======== Records

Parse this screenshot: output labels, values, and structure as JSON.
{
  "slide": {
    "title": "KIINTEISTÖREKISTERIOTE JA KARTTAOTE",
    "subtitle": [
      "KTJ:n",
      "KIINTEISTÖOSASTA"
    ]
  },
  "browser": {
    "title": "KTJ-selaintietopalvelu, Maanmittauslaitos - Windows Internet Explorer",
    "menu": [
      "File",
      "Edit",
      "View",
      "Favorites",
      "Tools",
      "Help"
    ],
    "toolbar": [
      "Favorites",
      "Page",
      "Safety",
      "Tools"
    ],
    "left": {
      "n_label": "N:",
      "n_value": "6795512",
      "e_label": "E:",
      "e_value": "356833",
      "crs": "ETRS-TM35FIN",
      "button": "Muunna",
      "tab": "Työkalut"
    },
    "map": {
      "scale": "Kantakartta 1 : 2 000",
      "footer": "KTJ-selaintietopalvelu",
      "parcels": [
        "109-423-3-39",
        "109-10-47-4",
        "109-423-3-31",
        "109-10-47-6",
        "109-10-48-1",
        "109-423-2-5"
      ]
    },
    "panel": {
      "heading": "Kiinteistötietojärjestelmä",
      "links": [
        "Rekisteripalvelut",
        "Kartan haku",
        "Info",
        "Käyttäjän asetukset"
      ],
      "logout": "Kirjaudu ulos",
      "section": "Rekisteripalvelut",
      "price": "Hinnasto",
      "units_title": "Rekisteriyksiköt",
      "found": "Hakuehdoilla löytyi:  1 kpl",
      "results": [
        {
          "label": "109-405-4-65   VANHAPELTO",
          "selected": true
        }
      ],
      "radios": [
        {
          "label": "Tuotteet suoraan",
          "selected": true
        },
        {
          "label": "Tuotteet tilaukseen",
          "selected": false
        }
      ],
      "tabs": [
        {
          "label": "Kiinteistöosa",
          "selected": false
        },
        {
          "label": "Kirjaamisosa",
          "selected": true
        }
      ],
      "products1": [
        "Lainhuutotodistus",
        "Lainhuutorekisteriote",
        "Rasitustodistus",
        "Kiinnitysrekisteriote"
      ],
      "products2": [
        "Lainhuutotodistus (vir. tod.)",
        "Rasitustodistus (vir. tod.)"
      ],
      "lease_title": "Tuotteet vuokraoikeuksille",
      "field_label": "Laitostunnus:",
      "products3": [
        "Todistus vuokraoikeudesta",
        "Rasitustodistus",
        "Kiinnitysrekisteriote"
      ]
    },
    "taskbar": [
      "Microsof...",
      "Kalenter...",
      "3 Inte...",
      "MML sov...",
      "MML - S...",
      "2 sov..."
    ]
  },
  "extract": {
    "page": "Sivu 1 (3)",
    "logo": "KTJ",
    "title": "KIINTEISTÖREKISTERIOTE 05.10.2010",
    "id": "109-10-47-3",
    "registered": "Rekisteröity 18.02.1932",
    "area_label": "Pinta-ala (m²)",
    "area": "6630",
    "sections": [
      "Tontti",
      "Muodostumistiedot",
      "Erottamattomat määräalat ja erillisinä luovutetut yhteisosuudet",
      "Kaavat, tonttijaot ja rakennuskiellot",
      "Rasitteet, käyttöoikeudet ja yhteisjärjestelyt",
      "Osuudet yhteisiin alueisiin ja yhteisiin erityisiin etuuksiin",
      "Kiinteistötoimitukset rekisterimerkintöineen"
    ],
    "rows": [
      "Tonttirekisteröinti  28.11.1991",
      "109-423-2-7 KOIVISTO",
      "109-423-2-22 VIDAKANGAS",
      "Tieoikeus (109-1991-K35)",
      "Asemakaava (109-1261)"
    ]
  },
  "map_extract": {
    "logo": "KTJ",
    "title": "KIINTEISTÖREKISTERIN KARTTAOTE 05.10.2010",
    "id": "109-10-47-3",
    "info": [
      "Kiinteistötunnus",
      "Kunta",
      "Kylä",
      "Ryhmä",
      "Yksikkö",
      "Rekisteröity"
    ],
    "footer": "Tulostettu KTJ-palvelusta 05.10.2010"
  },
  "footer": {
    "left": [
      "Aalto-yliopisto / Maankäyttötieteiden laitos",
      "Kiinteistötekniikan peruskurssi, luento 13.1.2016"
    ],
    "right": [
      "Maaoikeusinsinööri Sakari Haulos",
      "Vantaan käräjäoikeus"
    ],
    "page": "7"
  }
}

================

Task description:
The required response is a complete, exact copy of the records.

Task solution:
Parse this screenshot: output labels, values, and structure as JSON.
{
  "slide": {
    "title": "KIINTEISTÖREKISTERIOTE JA KARTTAOTE",
    "subtitle": [
      "KTJ:n",
      "KIINTEISTÖOSASTA"
    ]
  },
  "browser": {
    "title": "KTJ-selaintietopalvelu, Maanmittauslaitos - Windows Internet Explorer",
    "menu": [
      "File",
      "Edit",
      "View",
      "Favorites",
      "Tools",
      "Help"
    ],
    "toolbar": [
      "Favorites",
      "Page",
      "Safety",
      "Tools"
    ],
    "left": {
      "n_label": "N:",
      "n_value": "6795512",
      "e_label": "E:",
      "e_value": "356833",
      "crs": "ETRS-TM35FIN",
      "button": "Muunna",
      "tab": "Työkalut"
    },
    "map": {
      "scale": "Kantakartta 1 : 2 000",
      "footer": "KTJ-selaintietopalvelu",
      "parcels": [
        "109-423-3-39",
        "109-10-47-4",
        "109-423-3-31",
        "109-10-47-6",
        "109-10-48-1",
        "109-423-2-5"
      ]
    },
    "panel": {
      "heading": "Kiinteistötietojärjestelmä",
      "links": [
        "Rekisteripalvelut",
        "Kartan haku",
        "Info",
        "Käyttäjän asetukset"
      ],
      "logout": "Kirjaudu ulos",
      "section": "Rekisteripalvelut",
      "price": "Hinnasto",
      "units_title": "Rekisteriyksiköt",
      "found": "Hakuehdoilla löytyi:  1 kpl",
      "results": [
        {
          "label": "109-405-4-65   VANHAPELTO",
          "selected": true
        }
      ],
      "radios": [
        {
          "label": "Tuotteet suoraan",
          "selected": true
        },
        {
          "label": "Tuotteet tilaukseen",
          "selected": false
        }
      ],
      "tabs": [
        {
          "label": "Kiinteistöosa",
          "selected": false
        },
        {
          "label": "Kirjaamisosa",
          "selected": true
        }
      ],
      "products1": [
        "Lainhuutotodistus",
        "Lainhuutorekisteriote",
        "Rasitustodistus",
        "Kiinnitysrekisteriote"
      ],
      "products2": [
        "Lainhuutotodistus (vir. tod.)",
        "Rasitustodistus (vir. tod.)"
      ],
      "lease_title": "Tuotteet vuokraoikeuksille",
      "field_label": "Laitostunnus:",
      "products3": [
        "Todistus vuokraoikeudesta",
        "Rasitustodistus",
        "Kiinnitysrekisteriote"
      ]
    },
    "taskbar": [
      "Microsof...",
      "Kalenter...",
      "3 Inte...",
      "MML sov...",
      "MML - S...",
      "2 sov..."
    ]
  },
  "extract": {
    "page": "Sivu 1 (3)",
    "logo": "KTJ",
    "title": "KIINTEISTÖREKISTERIOTE 05.10.2010",
    "id": "109-10-47-3",
    "registered": "Rekisteröity 18.02.1932",
    "area_label": "Pinta-ala (m²)",
    "area": "6630",
    "sections": [
      "Tontti",
      "Muodostumistiedot",
      "Erottamattomat määräalat ja erillisinä luovutetut yhteisosuudet",
      "Kaavat, tonttijaot ja rakennuskiellot",
      "Rasitteet, käyttöoikeudet ja yhteisjärjestelyt",
      "Osuudet yhteisiin alueisiin ja yhteisiin erityisiin etuuksiin",
      "Kiinteistötoimitukset rekisterimerkintöineen"
    ],
    "rows": [
      "Tonttirekisteröinti  28.11.1991",
      "109-423-2-7 KOIVISTO",
      "109-423-2-22 VIDAKANGAS",
      "Tieoikeus (109-1991-K35)",
      "Asemakaava (109-1261)"
    ]
  },
  "map_extract": {
    "logo": "KTJ",
    "title": "KIINTEISTÖREKISTERIN KARTTAOTE 05.10.2010",
    "id": "109-10-47-3",
    "info": [
      "Kiinteistötunnus",
      "Kunta",
      "Kylä",
      "Ryhmä",
      "Yksikkö",
      "Rekisteröity"
    ],
    "footer": "Tulostettu KTJ-palvelusta 05.10.2010"
  },
  "footer": {
    "left": [
      "Aalto-yliopisto / Maankäyttötieteiden laitos",
      "Kiinteistötekniikan peruskurssi, luento 13.1.2016"
    ],
    "right": [
      "Maaoikeusinsinööri Sakari Haulos",
      "Vantaan käräjäoikeus"
    ],
    "page": "7"
  }
}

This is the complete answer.